Powers that be have to stop violence on referees
Published 24/05/2015 | 02:30
The assault on a referee in Saudi Arabia recently should be condemned by all. The incident again highlights a dangerous, and sometimes deadly, aspect of refereeing in the modern game.
It happened in a local derby between two of the KSA's fiercest rivals, Al Hilal and Al Nasr. The intensity of the rivalry between these two teams is such that referee John Beaton and his two assistants, Stuart Stevenson and Douglas Ross, were 'parachuted' in as the local association felt that their referees would not be up to the job. The game appeared to be going OK despite the referee issuing a red card to Al Hilal's Mohammad Jahfali in the 67th minute.
The situation really got out of hand in the final minute when a red card was issued to Saud Kalili, a team-mate of Jahfali. As a result of this, a team-mate of the two expelled players, Al Dawsari, confronted the referee and a blazing row erupted between the two men. Al Dawsari then threw his head in the direction of the referee and immediately received a red card.

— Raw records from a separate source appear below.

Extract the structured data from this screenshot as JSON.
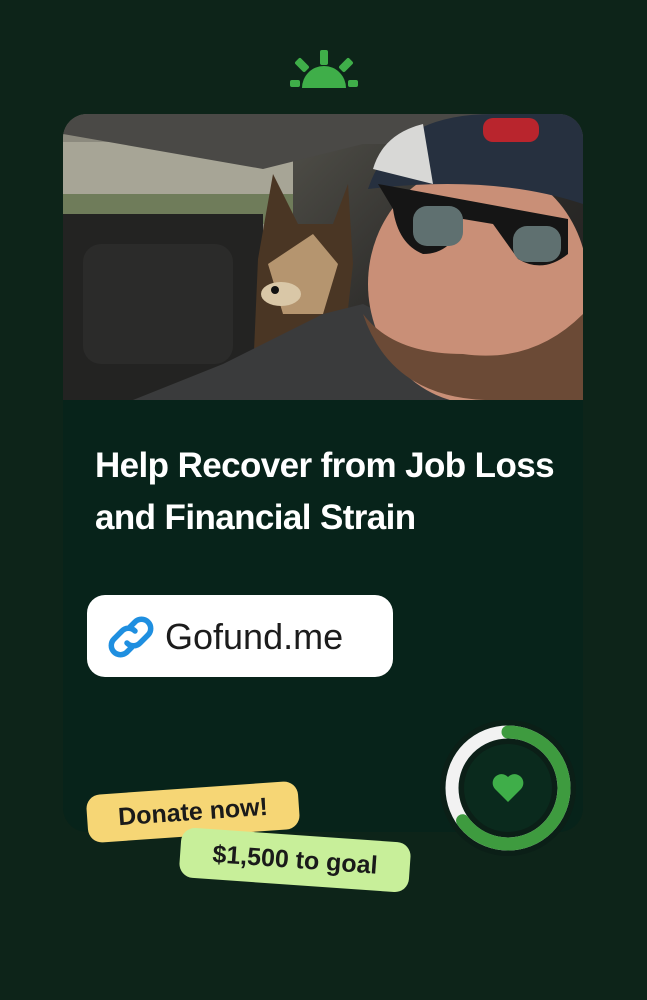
{
  "brand": {
    "logo_icon": "gofundme-sun-icon",
    "accent": "#3fae49"
  },
  "campaign": {
    "photo_alt": "",
    "title": "Help Recover from Job Loss and Financial Strain",
    "link": {
      "icon": "link-icon",
      "text": "Gofund.me"
    }
  },
  "progress": {
    "fraction": 0.65,
    "icon": "heart-icon"
  },
  "tags": {
    "donate": "Donate now!",
    "goal": "$1,500 to goal"
  },
  "colors": {
    "background": "#0d2419",
    "card": "#07231a",
    "donate_tag": "#f6d675",
    "goal_tag": "#c8ef9a",
    "ring_track": "#f2f2f2",
    "ring_fill": "#3e9b3f"
  }
}
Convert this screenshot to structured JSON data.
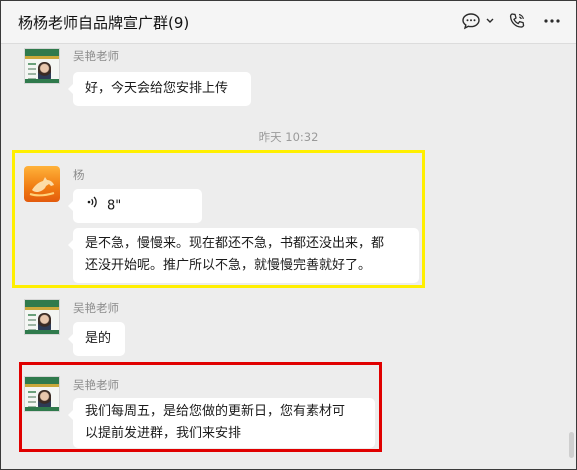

The player had to be restrained by his team-mates, but did push Beaton in the back before being escorted from the field of play. Saudi Arabia is not the only country to ask for assistance when their top teams clash. Egypt is another which requires the intervention of outside officials. Following on from that incident came the news that a referee in Peru was the subject of a kung-fu attack by a goalkeeper whom he had just yellow-carded. It happened in a Copa Peru game between Union Perene and Pichanaki. The referee was moving away when the 'keeper followed him and kicked him kung-fu style in the back. The unfortunate man in black was sent sprawling to the ground, but was able to continue. And only last year, Bosnian 'keeper Romeo Mitrovic was banned for nine months for punching the referee who had just awarded a penalty against him.
This is clear and blatant thuggery on an arbitrator, which is what we referees and assistant referees are. Referees are there to arbitrate in a conflict situation; to decide on an issue of contention; to decide which side or individual is correct and which one is incorrect; to ensure that the match is played according to the FIFA Laws of the Game and that the team scoring the greater number of goals wins the game.
I deliberately did not use the words right or wrong, as this can be subjective. However, there is a correct and an incorrect decision and referees try their level best, given the incidents as they occur in front of them, and based on information supplied from their assistants, to ensure that the offending team and/or player is correctly penalised.
These incidents, as if it were necessary, highlight the difficulty of being a referee in the modern game and shows how dangerous it can be to be a match official. It also highlights the need for additional assistance, and not assistants, as we now have at UEFA Champions League and Europa League games, to allow referees and their linesmen, to use an old description, make the correct decisions.
Yes, I'm talking about technology and the sooner it is introduced the better. Only this year in the US state of Michigan, Bassel Saad admitted striking father-of-two referee John Bieniewicz, aged 44, during a match and pleaded guilty to involuntary manslaughter. Mr Bieniewicz never regained consciousness after being punched in the head by Mr Saad. I was assaulted in Umtata in South Africa in 1988 by a fan who ran onto the pitch at Independence Stadium when the home team, Umtata Bucks, lost out to Fairway Stars in the then BP Top 8 competition.
My assistants and I were locked in the dressing room for over an hour after the game and had to have an armed police escort to the airport, such was the reaction to the sending off of the Umtata full-back Laban Lande. Were it not for the timely intervention of the late Clarence Mlokoti, who was the match commissioner, I may not be writing this article today.
While these incidents are rare, certainly at the higher level, there is anecdotal evidence that it is happening with more regularity at the lower levels of the sport. Without referees, the game cannot proceed, or so we are regularly reminded. If that is the case, then it's time for the powers that be to take the strongest possible action against the perpetrators of such acts of violence on referees and their assistants.
Unless referees and their assistants can feel confident in their personal security before, during, and after a game, the numbers of men and women in black will continue to dwindle and that will spell disaster for the game.
While I'm not, nor would I ever, promote referees retaliating against offenders, one did. It happened in a Sunday morning six-a-side game in England recently when a player argued with an assistant referee so vociferously that the assistant punched him. The assistant got a nine-month ban and a criminal conviction.
Errol Sweeney is a former League of Ireland and South African Premier League referee
Sunday Indo Sport